Just saying………..

 

Asleep at t’wheel – definitely not!

Readers may think that I have been asleep at t’wheel in view of the fact it is now nine days since an article appeared on this blog.

I shall be writing about home care agencies and the appalling standard of care which one agency has been providing to a 102 year-old over whom I have power of attorney. Presently I am awaiting a response from her Member of Parliament, namely he of the Witney constituency. Also, as that Member of Parliament does not appear willing to discuss with me the matter of social care in general, even though the two matters are inter-linked, I shall also be writing, in due course, to my Member of Parliament, he of the Easington constituency.

On the subject of democracy I have a trip, taking place at the beginning of September, to Switzerland during which I have meetings arranged with Swiss parliamentarians. Also, on 1st October, I have a meeting scheduled to discuss The Harrogate Agenda. Needless to say I shall be reporting on both.
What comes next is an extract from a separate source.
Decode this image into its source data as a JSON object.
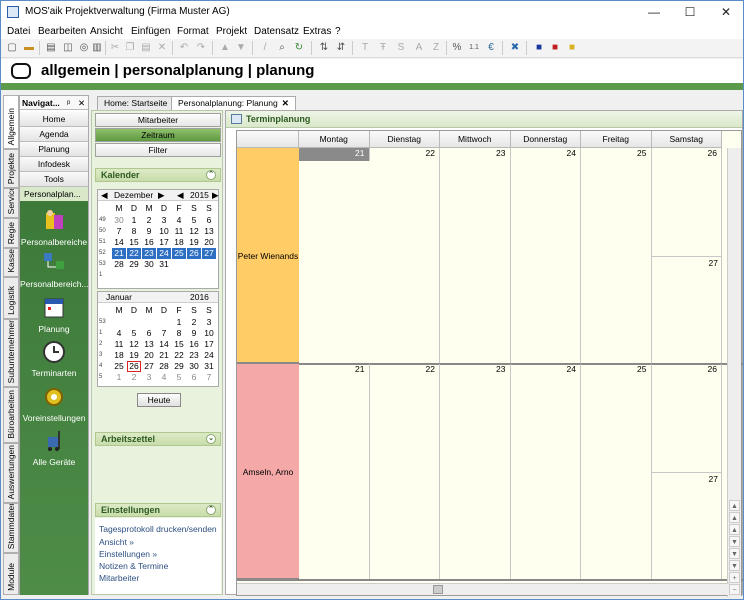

For those on Twitter, they may wish to take note that I shall be using that form of media during my time there, coupled with an article or two.

It is acknowledged that I have also  been somewhat quiet on the subject of Brexit; a matter which will be rectified on my return from Switzerland.

Currently I manage a small portfolio of rental properties which are in the process of being sold, the tenants having been served Section 21 notices to vacate; and as will hopefully be understood, this is taking up a great deal of my time.

In the meantime I will attempt to produce articles, albeit they may be a tad infrequent; and I trust readers will bear with me.